Every customer who signs up for Google Fiber with TV will get a free Google Nexus tablet to use as a remote. As of now, it is not clear whether it will be the 8GB model of Nexus 7 or the 16GB one that will be provided but nevertheless it is a great deal. There is also speculation that with the subscription of Google's Internet one may be able to get a ChromeBook for a discounted price of $299. The TV + Internet plan costs $120 per month, against $70 per month for Internet only.

 2) No caps
Apart from the speed, what is exciting about Google Fiber is that it is offering unlimited data uploading and downloading. Yes, that's right. There are no star marks or caps that the company plans to put on the amount of data you transfer.

 3) DVR Box
Google Fiber TV also comes along with a DVR box that lets users record as many as eight channels simultaneously. There is also an on-board memory of 2TB to help store all data that one may want to save.

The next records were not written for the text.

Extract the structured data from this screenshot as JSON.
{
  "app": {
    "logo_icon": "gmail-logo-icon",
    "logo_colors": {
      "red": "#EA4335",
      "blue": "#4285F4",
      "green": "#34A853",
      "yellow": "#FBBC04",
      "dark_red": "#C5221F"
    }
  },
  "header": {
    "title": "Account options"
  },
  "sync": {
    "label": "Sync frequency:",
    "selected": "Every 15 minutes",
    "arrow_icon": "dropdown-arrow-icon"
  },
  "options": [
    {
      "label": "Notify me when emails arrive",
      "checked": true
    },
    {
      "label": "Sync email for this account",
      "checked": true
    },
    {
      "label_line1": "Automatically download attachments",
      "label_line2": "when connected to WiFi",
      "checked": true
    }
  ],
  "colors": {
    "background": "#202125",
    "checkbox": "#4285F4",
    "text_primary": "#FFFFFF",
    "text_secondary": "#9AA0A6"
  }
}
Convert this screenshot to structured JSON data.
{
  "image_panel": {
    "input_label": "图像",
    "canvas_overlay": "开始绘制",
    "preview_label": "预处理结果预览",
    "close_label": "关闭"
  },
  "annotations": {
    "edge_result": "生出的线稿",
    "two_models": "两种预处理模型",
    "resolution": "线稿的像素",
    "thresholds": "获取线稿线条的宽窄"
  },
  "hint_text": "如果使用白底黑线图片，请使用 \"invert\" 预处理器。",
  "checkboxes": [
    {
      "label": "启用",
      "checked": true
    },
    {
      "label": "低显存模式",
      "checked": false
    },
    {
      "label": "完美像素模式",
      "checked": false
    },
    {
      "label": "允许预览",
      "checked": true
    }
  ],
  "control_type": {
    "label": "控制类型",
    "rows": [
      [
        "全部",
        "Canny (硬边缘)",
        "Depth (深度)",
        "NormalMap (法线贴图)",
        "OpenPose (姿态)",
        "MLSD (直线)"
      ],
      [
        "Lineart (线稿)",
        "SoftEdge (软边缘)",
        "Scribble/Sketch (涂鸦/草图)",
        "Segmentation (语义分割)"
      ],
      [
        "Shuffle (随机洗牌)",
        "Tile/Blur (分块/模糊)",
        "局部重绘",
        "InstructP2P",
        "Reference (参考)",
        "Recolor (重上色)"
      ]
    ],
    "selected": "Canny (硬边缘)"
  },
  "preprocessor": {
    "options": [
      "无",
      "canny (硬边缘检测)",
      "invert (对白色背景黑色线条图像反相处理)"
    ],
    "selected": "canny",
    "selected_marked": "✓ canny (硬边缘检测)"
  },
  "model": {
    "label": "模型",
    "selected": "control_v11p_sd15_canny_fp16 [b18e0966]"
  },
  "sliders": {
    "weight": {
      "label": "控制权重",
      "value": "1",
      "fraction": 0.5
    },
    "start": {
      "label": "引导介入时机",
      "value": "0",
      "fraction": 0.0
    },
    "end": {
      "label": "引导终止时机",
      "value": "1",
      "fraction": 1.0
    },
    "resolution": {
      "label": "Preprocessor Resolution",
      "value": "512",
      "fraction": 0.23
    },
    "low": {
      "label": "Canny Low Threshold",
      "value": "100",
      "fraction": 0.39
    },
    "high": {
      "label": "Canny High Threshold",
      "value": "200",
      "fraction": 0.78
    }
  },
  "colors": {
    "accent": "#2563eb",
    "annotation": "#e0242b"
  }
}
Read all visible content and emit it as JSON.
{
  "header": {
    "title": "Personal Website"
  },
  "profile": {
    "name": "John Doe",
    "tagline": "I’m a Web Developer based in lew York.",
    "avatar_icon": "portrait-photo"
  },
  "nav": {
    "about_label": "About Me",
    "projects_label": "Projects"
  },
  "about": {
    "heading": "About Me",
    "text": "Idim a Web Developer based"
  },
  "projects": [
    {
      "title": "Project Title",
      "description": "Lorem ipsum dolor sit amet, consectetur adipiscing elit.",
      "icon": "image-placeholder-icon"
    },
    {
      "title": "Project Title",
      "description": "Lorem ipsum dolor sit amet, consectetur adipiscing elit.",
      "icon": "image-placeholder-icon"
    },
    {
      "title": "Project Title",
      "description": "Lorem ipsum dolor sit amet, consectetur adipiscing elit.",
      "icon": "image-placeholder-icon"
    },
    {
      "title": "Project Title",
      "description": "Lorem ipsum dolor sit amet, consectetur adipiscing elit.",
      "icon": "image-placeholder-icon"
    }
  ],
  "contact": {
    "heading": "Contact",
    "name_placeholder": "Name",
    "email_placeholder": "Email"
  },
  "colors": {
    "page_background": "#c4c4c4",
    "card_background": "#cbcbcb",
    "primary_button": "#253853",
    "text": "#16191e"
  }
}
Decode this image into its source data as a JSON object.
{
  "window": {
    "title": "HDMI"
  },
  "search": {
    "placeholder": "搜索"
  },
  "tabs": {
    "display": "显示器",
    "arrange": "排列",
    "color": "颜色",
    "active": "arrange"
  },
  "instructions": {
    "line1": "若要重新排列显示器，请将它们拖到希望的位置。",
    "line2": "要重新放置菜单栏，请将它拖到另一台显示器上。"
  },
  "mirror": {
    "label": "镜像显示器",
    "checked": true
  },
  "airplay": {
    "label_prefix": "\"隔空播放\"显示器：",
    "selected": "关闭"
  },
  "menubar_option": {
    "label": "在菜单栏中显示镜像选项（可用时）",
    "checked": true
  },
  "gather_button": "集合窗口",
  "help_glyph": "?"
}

 4) Installation cost and neighbourhood criteria
Google is charging $300 as an installation cost for this service and everyone who wants to pre-register will have to pay $10 to make a request. One would need at least 50 neighbours to make a request for Google to install this service in their area.

 5) No Broadband, no worries
For areas in Kansas, which still do not have broadband access (about 25 percent of the area), Google is offering 5Mbps download speeds and 1Mpbs upload speeds for the next seven years on payment of $300.

 6) 1 Gbps either way
Google Fiber offers 1Gbps download and upload speeds. In a world where upload speeds are capped at rather ridiculous levels, that must be music to the ears of end users. Torrent-ers rejoice!

7) Customer service
The Internet Service Provider (ISP) business is a new vertical for Google and given that it has little expertise in a consumer facing business, it will be interesting to see what it's strategy will be for this vertical. It will be a challenge even for Google to establish a robust customer service mechanism.

8) Home users only
The plans shared so far are clearly targeted at the home user, so what about the business users? Will Google continue to ignore them or will it have special plans for businesses in the future, remains to be seen.

9) Only for Kansas
Though Google has promised that it will be looking at rolling out this service to other states soon, but for now it is available only for the people living in Kansas City, Missouri. Google may prefer to wait and see how things turn out, so it may be a long

10) India? Forget about it!
In India, where most are struggling to get even a steady 1Mbps line, a service like Google Fiber will be really welcome. But given the state of infrastructure in our country and the amount of investment that setting something like Google Fiber will entail, we wouldn't advise you to hold your breath.